he Supreme Court refused to grant Karnataka’s buffalo race — Kambala — an interim stay today.
A bench comprising AM Khanwilkar and DY Chandrachud, however, fixed March 12 for a final hearing on the plea by animal rights body PETA in the matter.
WHAT IS KAMBALA BUFFALO RACE?
Kambala is a traditional, annual buffalo race held in a region called ‘Tulu Nadu’ — that comprises of Dakshina Kannada and Udupi areas of Karnataka — primarily to appease the gods for a good harvest and for the entertainment of rural people.
The Kambala race involves a pair of buffaloes tied to a plough and anchored by one person. The race is between these buffaloes running in parallel muddy tracks where the fastest team wins. The event is usually held between November and March.
To conduct the event Kambala Committees are formed and in the recent years, the prizes for winners have changed from coconuts and bananas offered to the buffaloes used in the event to gold coins for the winner.
DECLINE OF INTERIM STAY
To let Kambala be organised, on January 28 last year, the Karnataka Cabinet amended the Prevention of Cruelty to Animals Act (Central Act 59 of 1960) meant to prevent animals being harmed.
Senior advocate Siddharth Luthra who appeared for PETA said the state ordinance allowing Kambala lapsed and that as of now the buffalo race has no legal sanction.

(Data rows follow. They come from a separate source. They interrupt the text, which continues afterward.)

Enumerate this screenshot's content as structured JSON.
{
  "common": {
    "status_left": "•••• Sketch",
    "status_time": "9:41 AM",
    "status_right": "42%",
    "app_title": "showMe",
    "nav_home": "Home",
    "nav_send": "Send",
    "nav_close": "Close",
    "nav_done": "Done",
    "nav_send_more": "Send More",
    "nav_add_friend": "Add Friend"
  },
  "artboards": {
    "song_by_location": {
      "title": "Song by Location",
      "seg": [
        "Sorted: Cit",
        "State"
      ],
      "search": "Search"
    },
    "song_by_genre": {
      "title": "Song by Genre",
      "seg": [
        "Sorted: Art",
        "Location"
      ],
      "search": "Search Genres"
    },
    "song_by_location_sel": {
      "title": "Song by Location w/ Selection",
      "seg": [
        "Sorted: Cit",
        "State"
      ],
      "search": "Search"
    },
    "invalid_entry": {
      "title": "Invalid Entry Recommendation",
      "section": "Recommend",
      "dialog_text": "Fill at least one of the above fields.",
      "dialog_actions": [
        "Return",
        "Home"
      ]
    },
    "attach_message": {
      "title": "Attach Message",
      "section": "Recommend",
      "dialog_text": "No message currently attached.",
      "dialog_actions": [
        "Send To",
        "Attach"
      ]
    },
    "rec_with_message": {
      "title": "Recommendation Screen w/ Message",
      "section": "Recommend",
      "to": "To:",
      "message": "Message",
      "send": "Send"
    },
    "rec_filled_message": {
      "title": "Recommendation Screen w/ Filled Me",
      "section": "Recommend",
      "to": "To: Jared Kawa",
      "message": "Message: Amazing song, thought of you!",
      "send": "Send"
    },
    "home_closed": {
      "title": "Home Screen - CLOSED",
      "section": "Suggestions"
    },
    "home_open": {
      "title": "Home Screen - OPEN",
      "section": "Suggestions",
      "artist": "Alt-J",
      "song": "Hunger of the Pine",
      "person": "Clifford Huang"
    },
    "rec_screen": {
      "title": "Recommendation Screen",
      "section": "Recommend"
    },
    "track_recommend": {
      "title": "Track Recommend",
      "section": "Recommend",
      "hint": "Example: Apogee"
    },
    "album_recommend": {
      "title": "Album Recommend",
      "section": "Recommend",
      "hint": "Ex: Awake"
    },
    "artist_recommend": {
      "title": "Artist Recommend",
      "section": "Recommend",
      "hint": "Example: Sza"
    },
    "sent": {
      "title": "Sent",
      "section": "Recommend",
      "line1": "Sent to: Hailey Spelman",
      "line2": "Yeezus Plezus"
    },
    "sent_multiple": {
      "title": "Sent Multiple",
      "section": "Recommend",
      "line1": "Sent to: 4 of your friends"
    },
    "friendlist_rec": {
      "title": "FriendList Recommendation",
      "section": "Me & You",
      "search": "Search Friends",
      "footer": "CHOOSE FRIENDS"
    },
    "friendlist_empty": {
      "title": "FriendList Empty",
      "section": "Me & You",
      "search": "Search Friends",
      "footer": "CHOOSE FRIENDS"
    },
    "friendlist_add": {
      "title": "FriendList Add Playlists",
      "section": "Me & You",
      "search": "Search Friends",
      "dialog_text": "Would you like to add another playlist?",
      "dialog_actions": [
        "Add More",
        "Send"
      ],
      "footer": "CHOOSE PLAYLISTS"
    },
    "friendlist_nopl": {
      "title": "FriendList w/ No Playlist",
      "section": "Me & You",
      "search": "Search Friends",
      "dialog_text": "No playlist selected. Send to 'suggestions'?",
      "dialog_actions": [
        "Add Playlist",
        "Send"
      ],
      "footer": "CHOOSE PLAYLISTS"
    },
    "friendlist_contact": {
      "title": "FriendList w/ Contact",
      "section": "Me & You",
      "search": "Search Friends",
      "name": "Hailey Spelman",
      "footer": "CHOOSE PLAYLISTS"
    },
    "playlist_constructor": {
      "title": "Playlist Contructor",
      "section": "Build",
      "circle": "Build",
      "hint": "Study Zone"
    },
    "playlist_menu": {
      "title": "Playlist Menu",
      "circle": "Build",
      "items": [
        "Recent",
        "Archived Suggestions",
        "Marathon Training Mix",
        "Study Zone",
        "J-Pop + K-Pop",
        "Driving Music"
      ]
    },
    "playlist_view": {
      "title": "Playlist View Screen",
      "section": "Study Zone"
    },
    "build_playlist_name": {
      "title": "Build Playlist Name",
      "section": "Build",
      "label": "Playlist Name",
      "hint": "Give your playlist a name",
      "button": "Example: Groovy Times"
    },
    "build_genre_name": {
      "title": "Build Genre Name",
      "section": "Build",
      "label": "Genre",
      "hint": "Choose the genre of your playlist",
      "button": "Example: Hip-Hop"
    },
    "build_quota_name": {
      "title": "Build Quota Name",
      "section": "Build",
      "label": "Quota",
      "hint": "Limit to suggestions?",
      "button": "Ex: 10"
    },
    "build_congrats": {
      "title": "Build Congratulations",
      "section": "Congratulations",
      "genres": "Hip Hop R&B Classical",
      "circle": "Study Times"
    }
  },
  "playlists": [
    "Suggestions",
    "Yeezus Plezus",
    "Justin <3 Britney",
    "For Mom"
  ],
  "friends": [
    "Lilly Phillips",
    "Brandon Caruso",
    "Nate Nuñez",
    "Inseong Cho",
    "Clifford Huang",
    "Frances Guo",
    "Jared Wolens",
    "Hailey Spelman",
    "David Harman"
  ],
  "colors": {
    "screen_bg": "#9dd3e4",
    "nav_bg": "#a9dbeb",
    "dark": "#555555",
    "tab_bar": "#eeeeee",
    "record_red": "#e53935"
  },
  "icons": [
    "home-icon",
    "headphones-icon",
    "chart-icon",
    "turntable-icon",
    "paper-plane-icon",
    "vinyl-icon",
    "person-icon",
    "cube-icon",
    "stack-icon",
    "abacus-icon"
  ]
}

Federation of Indian Animal Protection Organisations (FIAPO), another animal rights body, had earlier approached the Supreme Court challenging the bill to legalise Kambala buffalo race.